There is so much in your life and in mine that is out of our control.

So many aspects of who we are that can’t just change.
We can’t will ourselves into becoming good soil.

In many ways, we need to play the cards we are dealt.

When life gives us lemons, we need to try to make lemonade.

Who our parents were. Things that have happened to us… The geographical location and cultural setting that we were born into…

All of those things affect us all day every day.

For good and for bad.

Rocks have been placed and removed.
Thorns have grown up and been pruned back.

A path has been trampled on us and over us and later has been re-tilled.

That’s a garden, right?

Kind of.

Just like that book, “Let it rot,” most places on this planet will sustain life if left alone.

Life is not dependant on human hands to naturally grow… but in a garden, a vegetable garden, the goal is to harvest.

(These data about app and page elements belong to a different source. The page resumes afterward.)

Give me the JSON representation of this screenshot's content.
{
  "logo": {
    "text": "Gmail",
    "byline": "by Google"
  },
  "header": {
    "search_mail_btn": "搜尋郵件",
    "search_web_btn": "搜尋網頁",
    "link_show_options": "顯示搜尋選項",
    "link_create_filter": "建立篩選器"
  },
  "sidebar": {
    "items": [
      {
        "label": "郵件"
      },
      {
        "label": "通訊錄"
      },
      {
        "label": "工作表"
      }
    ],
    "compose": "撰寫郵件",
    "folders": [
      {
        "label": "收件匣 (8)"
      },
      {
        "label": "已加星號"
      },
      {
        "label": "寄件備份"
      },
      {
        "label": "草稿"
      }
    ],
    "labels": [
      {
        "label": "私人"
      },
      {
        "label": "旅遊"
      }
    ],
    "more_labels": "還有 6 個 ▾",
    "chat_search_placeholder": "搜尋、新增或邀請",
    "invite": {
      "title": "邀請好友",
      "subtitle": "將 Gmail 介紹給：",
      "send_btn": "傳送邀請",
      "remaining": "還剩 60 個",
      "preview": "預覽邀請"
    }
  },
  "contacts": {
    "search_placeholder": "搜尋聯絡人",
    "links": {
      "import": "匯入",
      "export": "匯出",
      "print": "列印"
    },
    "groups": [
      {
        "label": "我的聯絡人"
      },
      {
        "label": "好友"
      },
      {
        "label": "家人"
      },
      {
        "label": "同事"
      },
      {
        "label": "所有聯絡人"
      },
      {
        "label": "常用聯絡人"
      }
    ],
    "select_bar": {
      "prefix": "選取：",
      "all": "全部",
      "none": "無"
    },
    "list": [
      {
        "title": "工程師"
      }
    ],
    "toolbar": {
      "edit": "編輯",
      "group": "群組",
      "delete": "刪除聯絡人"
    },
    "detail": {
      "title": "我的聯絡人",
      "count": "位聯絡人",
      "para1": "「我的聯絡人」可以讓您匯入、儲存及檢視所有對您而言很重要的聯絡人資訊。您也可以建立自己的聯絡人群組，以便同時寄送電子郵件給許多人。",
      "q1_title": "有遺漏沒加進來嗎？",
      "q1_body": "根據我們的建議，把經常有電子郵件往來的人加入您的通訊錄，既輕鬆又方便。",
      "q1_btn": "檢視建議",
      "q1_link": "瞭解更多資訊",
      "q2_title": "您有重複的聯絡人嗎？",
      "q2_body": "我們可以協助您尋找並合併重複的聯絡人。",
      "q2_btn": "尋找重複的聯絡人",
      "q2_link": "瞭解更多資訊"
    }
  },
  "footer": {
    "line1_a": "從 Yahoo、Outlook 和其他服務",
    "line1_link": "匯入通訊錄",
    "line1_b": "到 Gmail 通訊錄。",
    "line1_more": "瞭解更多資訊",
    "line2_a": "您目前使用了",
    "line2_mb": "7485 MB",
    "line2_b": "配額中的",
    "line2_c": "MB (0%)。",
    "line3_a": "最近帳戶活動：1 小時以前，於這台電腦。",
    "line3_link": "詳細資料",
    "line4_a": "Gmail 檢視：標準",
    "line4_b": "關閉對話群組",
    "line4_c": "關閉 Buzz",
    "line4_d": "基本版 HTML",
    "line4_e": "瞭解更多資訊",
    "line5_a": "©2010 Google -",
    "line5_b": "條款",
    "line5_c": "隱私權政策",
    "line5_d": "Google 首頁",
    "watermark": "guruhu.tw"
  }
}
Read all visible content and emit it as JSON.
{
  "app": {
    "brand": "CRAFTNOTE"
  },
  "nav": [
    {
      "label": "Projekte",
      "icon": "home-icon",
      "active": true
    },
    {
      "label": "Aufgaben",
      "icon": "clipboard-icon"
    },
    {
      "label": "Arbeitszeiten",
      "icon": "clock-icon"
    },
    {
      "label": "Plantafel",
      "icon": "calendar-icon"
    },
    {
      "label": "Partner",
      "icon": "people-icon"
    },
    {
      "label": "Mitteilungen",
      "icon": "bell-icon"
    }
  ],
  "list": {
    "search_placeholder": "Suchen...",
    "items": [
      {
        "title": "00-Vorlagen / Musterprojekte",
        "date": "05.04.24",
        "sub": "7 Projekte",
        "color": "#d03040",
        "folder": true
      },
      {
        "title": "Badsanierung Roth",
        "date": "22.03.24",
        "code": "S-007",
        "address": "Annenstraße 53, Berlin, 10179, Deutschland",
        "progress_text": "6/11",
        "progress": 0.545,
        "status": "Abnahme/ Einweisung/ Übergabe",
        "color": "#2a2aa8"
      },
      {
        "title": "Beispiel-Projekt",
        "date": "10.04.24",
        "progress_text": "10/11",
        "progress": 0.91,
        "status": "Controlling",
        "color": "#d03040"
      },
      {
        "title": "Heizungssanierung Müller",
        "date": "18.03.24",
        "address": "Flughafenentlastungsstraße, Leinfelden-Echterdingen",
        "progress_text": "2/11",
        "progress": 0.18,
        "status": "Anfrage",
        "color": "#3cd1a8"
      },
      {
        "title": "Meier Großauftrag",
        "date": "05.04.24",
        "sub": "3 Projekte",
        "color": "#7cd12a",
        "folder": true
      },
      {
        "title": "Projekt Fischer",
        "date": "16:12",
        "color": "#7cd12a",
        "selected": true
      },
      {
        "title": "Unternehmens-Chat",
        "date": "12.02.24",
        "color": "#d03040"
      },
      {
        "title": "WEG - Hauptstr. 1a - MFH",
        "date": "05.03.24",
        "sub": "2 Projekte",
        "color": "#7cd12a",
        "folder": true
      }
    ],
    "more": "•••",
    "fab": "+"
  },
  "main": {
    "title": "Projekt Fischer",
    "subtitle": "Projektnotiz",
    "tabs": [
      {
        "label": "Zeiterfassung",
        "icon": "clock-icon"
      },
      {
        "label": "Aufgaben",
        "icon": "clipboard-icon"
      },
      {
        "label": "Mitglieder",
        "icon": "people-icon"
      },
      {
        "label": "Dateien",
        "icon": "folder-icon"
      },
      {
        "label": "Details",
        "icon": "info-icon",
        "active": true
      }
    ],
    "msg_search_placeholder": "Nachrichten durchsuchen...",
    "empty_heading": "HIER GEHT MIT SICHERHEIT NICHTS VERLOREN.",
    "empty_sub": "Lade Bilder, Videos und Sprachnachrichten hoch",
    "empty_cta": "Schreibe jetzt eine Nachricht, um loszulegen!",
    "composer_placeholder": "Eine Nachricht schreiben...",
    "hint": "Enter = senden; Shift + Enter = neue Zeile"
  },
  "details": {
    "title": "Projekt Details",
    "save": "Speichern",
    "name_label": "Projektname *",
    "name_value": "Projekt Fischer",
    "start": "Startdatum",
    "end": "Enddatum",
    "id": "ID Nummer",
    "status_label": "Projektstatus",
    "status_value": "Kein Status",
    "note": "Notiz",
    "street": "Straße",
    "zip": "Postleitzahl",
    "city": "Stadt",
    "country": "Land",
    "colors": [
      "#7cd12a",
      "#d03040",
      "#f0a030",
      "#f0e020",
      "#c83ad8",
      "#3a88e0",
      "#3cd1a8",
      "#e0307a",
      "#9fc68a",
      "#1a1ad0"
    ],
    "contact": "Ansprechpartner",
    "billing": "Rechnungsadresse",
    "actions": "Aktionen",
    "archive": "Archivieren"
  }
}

Things are done intentionally.

Plants are nursed and cared for.

Weeds are removed.

But in this parable, the sower isn’t very intentional about his planting. He isn’t very intentional about what the ground is like… what the soil is like.

It makes me wonder… is this sower just the worst gardener ever? Why is he so wasteful? I even wondered for a while if the sower just wasn’t very bright. Certainly not very responsible.

Or… maybe… if the seeds are Kingdom seeds… Maybe those seeds never run out.

Maybe, like with compost, there is never any waste.

Because in a closed system… like a bio-dome… like this planet earth, our island home…

like all of Creation… there is nothing wasted. Ever.

And so as the sower drops seeds.

As he throws seeds, as he deposits seeds in places that will potentially not yield fruit.

Places that the seed won’t even sprout.

He sows generously… he sows indiscriminately.

He sows liberally.

He sows abundantly.

He sows the Kingdom of God.

The truth of the kingdom…

kingdom seeds turn into plants which yield fruit…

or they turn into plants that other parts of creation can consume.

Or they are picked up by the birds which use them as food.

The Truth of the Kingdom of God never runs out and it is never wasted.

It is goodness itself.

So, if your soil is rocky… if you are rocky… that’s OK.

The Kingdom will still grow in you and out of you.

And if your soil is thorny… if you are thorny… that’s OK.

The Kingdom will grow in areas of you that are less thorny.

And when you are trampled upon and where the Kingdom seeds can’t germinate before the birds eat them… be happy that the birds will be fed… know that you will see fruit in others areas of your life.

Remember you are soil and remember you are good.

The Kingdom will spring forth from you and it will bear fruit because of the sower.

And together we will feed the world.